Taylor and Francis Group is part of the Academic Publishing Division of Informa PLC

This site is operated by a business or businesses owned by Informa PLC and all copyright resides with them. Informa PLC's registered office is 5 Howick Place, London SW1P 1WG. Registered in England and Wales. Number 3099067.


Chapter image Chapter 9: Strategy 7: Self-regulated learning

Self Evaluation

Please rate yourself or a teacher you have closely observed.




7. Encourages self-regulated learning

You regularly help learners to define goals for themselves, monitor their own behaviour, make personal action plans, self-evaluate their progress toward achieving their goals, and adjust their goals and action plans accordingly.


Mitchell, 2014, pp105–114.

  1. All learners are encouraged to set their own goals.
  2. All learners are helped to develop and implement action plans to achieve their goals.
  3. All learners are helped to self-evaluate their progress toward achieving their goals.
  4. All learners are encouraged to revise their goals and action plans when necessary.
  1. All indicators are regularly met.
  2. All indicators are occasionally met.
  3. Some of the indicators are occasionally met.
  4. None of the indicators are met.

YouTubeYouTube links

Self-regulation and brain development (1). (10.01 US)

Dr Regalena Reggie Melrose’s books for educators provide understanding and intervention for the growing number of students who continue to be misunderstood by todays educational, medical and mental health communities. She emphasizes the effects of stress and trauma on the brain, learning and behaviour.


Self-regulated strategy development.

A combination of academic strategy instruction and self-regulation instruction helps students to analyze a problem, organize information and regulate their behaviour.
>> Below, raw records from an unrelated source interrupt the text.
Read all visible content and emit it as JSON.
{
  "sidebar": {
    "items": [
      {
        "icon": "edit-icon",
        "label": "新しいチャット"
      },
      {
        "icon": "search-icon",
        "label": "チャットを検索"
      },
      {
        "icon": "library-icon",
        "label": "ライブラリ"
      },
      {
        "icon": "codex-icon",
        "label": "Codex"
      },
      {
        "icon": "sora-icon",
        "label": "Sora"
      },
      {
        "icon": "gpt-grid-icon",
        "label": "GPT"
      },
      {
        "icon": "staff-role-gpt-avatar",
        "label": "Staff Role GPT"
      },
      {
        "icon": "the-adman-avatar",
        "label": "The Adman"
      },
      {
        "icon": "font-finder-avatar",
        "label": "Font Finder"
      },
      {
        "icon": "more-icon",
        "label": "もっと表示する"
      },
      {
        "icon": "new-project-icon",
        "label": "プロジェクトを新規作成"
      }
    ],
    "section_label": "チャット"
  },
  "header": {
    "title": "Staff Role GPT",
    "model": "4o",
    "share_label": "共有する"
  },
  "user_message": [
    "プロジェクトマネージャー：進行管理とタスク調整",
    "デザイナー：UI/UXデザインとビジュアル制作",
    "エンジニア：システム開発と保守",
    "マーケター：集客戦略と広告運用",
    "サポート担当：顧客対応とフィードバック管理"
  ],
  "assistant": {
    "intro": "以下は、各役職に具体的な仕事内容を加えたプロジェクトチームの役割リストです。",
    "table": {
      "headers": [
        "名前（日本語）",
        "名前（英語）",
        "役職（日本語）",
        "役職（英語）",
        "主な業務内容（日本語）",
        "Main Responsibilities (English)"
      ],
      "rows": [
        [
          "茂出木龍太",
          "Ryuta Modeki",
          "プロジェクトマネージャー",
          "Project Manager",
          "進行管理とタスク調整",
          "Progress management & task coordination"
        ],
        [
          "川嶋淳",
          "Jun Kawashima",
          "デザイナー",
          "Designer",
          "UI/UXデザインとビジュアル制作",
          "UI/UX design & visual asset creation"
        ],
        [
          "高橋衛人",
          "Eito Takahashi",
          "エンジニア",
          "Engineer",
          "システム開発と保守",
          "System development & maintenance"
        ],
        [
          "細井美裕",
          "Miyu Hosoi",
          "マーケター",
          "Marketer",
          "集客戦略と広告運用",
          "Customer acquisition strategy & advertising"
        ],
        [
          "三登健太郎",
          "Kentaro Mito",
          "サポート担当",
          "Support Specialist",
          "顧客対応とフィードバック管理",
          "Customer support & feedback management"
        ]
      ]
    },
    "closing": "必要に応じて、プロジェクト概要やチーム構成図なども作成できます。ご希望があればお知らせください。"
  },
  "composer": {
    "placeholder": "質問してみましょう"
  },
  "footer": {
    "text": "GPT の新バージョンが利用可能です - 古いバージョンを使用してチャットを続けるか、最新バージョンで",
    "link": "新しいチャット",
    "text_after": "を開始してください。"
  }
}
In so doing, they are more likely to become independent learners.


websitesWeb links

SRSD: Using learning strategies to enhance student learning.

This module features the Self-Regulated Strategy Development model, which outlines the six steps required to effectively implement any instructional strategy and emphasizes the time and effort required to do so.


Gaylord, V., Quinn, M., McComas, J. and Lehr, C. (eds) (2005). Impact: Feature issue on fostering success in school and beyond for students with emotional/behavioral disorders, 18(2). Minneapolis: University of Minnesota, Institute on Community Integration.

This article provides an overview of the five steps involved in planning a self-monitoring intervention:

  1. Identify the target behaviour.
  2. Select/design a self-monitoring system.
  3. Choose reinforcers and how the student will earn them.
  4. Teach the student to use the system.
  5. Fade the role of the adult in the intervention.


journalsJournal links

Mowat, J.G. (2010). ‘Towards the development of self-regulation in pupils experiencing social and emotional behavioural difficulties (SEBD)’. Emotional and Behavioural Difficulties, 15(3) 189–206.

This paper focuses upon the development of self-regulation as it pertains to pupils experiencing social and emotional behavioural difficulties within the context of a case study evaluating an intervention to support such pupils within a Scottish secondary school situated in an area of multiple deprivation. The paper examines the extent to which pupils participating within the intervention developed the capacity to regulate their behaviour with good judgement in a range of contexts, identifying variables which fostered or impeded progress. The findings indicated that the intervention had impacted positively upon the capacity of the young people to self-regulate their behaviour, if to varying extents, and that pupil outcomes were highly context related.

Adkins, M.H. and Gavins, M.V. (2012). ‘Self-regulated strategy development and generalization instruction: Effects on story writing and personal narratives among students with severe emotional and behavioral disorders’. Exceptionality: A Special Education Journal, 20(4), 235–249.

The effects of Self-Regulated Strategy Development (SRSD) and generalization instruction with three second- and third-grade students with severe emotional/behavioral disorders, in a self-contained classroom were examined.

Walker, H.M., Calkins, C., Wehmeyer, M.L., Walker, L., Bacon, A., Palmer, S.B., Jesien, G.S., Nygren, M.A., Heller, T., Gotto, G.S., Abery, B.H. and Johnson, D.R. (2011). ‘A social-ecological approach to promote self-determination’. Exceptionality: A Special Education Journal, 19(1), 6–18.

This article describes a social-ecological approach for promoting and enhancing self-determination among individuals with developmental disabilities. A five-level model is presented, based on the interaction of person and environmental factors. This approach will guide the activities of a five-year National Training Consortium on self-determination involving five universities and funded by the US Administration on Developmental Disabilities. The expected long-term outcomes associated with this initiative include improved self-determination options, greater social inclusion, and enhanced quality of life for people with developmental disabilities.